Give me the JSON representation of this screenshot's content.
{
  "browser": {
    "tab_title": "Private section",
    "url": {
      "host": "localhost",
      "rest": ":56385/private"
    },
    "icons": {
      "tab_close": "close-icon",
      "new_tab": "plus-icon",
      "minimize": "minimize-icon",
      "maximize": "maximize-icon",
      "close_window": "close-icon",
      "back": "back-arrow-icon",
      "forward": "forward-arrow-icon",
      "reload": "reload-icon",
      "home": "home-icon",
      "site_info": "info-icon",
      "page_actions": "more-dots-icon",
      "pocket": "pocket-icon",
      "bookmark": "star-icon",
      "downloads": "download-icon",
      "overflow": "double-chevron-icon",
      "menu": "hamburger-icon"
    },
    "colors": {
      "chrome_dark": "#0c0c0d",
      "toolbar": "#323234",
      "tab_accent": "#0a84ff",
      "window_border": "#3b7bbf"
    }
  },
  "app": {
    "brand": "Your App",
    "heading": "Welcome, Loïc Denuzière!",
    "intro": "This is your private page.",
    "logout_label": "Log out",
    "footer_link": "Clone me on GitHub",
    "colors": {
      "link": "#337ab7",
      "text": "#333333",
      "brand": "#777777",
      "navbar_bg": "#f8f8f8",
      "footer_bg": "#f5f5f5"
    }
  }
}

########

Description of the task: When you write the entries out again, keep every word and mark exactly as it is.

Problem solution:
Give me the JSON representation of this screenshot's content.
{
  "browser": {
    "tab_title": "Private section",
    "url": {
      "host": "localhost",
      "rest": ":56385/private"
    },
    "icons": {
      "tab_close": "close-icon",
      "new_tab": "plus-icon",
      "minimize": "minimize-icon",
      "maximize": "maximize-icon",
      "close_window": "close-icon",
      "back": "back-arrow-icon",
      "forward": "forward-arrow-icon",
      "reload": "reload-icon",
      "home": "home-icon",
      "site_info": "info-icon",
      "page_actions": "more-dots-icon",
      "pocket": "pocket-icon",
      "bookmark": "star-icon",
      "downloads": "download-icon",
      "overflow": "double-chevron-icon",
      "menu": "hamburger-icon"
    },
    "colors": {
      "chrome_dark": "#0c0c0d",
      "toolbar": "#323234",
      "tab_accent": "#0a84ff",
      "window_border": "#3b7bbf"
    }
  },
  "app": {
    "brand": "Your App",
    "heading": "Welcome, Loïc Denuzière!",
    "intro": "This is your private page.",
    "logout_label": "Log out",
    "footer_link": "Clone me on GitHub",
    "colors": {
      "link": "#337ab7",
      "text": "#333333",
      "brand": "#777777",
      "navbar_bg": "#f8f8f8",
      "footer_bg": "#f5f5f5"
    }
  }
}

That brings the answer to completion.